Another option to get to Lagos from Lisbon (or vice versa) is through Heaps of Tours (check out their Instagram page here). Fabio is from Lagos, but lives and works in Lisbon, so has the best recommendations for both places. He recently started Heaps of Tours to bring travelers between Lagos and Lisbon, taking a few scenic stops along the way!
Best Place to Stay in Lagos, Portugal
We stayed at Carvi Beach Hotel. Although this hotel isn’t directly in town, it is only a short walk away, and is located right on the beautiful Praia (beach) Dona Ana! This beach cove is surrounded by cliffs and clear water, and there are hiking trails connected which can guide you to the other surrounding coves and beaches in the area.
Portugal Itinerary Day 5: Explore Lagos
Spend the day exploring the coastline on the aforementioned trail. Follow the trail north to stop by Praia do Pinhao, Praia dos Estudantes and Praia da Batata.
For dinner, I highly recommend going to Retiro Da Trindade. This hole in the wall local spot was recommended to us from the staff at our hostel in Lisbon (thanks again, Fabio!) and was hands down the best meal we had in Lagos. So good that we went there for dinner two nights in a row!
Order the steak on a stone- for about $11 USD, you get a huge filet cooked on a hot stone in front of you. You can see our excitement in the below picture:
Portugal Itinerary Day 6: Lagos
Kick off your day with a scenic stroll along Ponta da Piedade.
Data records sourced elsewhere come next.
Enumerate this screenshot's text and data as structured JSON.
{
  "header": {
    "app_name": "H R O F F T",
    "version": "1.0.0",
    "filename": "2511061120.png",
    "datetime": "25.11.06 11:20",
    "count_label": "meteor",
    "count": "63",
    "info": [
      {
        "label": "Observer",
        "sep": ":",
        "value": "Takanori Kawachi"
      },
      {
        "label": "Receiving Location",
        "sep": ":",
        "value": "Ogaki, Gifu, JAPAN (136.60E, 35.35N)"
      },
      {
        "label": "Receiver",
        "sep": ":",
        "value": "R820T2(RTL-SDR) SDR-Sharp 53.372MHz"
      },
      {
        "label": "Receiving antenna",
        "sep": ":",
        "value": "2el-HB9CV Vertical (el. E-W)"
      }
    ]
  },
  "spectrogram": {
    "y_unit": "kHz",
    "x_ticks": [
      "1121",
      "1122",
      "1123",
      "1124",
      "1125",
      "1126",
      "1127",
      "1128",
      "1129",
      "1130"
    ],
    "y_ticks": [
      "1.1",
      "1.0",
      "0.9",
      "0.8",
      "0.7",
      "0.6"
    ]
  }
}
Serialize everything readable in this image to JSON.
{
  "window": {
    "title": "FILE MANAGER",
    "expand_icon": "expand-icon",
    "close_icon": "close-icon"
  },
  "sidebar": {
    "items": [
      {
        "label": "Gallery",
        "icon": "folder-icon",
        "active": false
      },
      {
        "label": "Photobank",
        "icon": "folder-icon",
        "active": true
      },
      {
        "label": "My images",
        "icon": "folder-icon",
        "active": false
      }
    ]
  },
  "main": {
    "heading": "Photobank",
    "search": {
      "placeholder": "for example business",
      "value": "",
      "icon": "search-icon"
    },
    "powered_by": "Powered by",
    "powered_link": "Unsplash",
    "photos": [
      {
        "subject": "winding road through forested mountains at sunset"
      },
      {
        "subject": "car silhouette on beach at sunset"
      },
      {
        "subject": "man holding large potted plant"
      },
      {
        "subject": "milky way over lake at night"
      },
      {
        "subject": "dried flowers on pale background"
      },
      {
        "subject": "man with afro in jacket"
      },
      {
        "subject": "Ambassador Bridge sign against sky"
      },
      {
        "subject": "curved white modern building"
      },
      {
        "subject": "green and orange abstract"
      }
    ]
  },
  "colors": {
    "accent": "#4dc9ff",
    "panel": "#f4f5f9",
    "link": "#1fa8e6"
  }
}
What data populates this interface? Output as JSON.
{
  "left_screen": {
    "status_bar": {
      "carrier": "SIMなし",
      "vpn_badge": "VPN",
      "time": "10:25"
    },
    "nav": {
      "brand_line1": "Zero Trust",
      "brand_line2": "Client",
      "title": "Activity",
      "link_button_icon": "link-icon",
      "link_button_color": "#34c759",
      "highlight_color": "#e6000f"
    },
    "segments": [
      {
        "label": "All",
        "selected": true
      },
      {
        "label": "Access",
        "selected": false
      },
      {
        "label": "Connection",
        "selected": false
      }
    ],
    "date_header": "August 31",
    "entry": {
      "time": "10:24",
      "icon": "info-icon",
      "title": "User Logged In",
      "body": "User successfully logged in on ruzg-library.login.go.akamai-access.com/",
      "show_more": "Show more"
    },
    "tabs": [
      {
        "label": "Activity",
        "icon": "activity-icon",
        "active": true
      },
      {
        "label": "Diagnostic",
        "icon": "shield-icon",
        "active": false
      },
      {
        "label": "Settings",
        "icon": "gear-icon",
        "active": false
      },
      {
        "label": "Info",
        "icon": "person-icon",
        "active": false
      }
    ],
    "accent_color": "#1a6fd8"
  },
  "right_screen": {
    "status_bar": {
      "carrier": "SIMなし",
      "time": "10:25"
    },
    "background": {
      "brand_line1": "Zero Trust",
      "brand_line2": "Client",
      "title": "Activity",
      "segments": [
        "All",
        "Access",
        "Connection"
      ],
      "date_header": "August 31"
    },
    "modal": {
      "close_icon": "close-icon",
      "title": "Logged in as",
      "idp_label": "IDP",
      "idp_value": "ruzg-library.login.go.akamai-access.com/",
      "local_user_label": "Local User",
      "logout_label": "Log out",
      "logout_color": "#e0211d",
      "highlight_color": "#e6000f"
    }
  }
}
Here you can explore the rocky cliff formations and sea coves via hiking trails that take you along the cliff coastline, as well as all the way down to the water’s edge:
After your morning spent exploring this amazing coastline, head into town of Lagos. Stroll through the cute streets, colorful buildings and alleyways, and pop in the shops and restaurants to get a feel for the town. There’s plenty of great spots for happy hour as well!
Portugal Itinerary: Day 7 – Lagos
One of the most popular things to do in Lagos is the boat ride through the famous Benagil Caves, which are the most photographed caves in Lagos. You can either pre-book tour here, or take a taxi down there and book a boat once you are in the area.
However, If you want to see the Benagil Caves, learn from our mistake: make sure you check the weather and/or call ahead BEFORE paying 50 Euros for a taxi all the way down there. We got there and the waves were too strong to take the boat inside the cave that day.
Benagil Caves Alternative
If you find yourself in a similar situation with bad marine weather, don’t worry! I’ve got an alternative for you. Just head into town in Lagos and catch one of the boat tours (you’ll see them being offered all over the streets). This tour takes you on a small rowboat through several caves across the shoreline. The boat driver is very skilled at moving with the tides to get into low-clearance, narrow caves, which was quite the adventure!
After your boat tour, grab some lunch in the town (I recommend Restaurant Alkibir for super fresh tuna) and then continue on to the train station to head to the Faro airport for your flight home.
Have More Than One Week in Portugal?
If you have more than a week in Portugal, I would spend at least 3 days in Lisbon (or more), including a day trip to Sintra, and an extra day in Lagos to take a day trip to Sagres.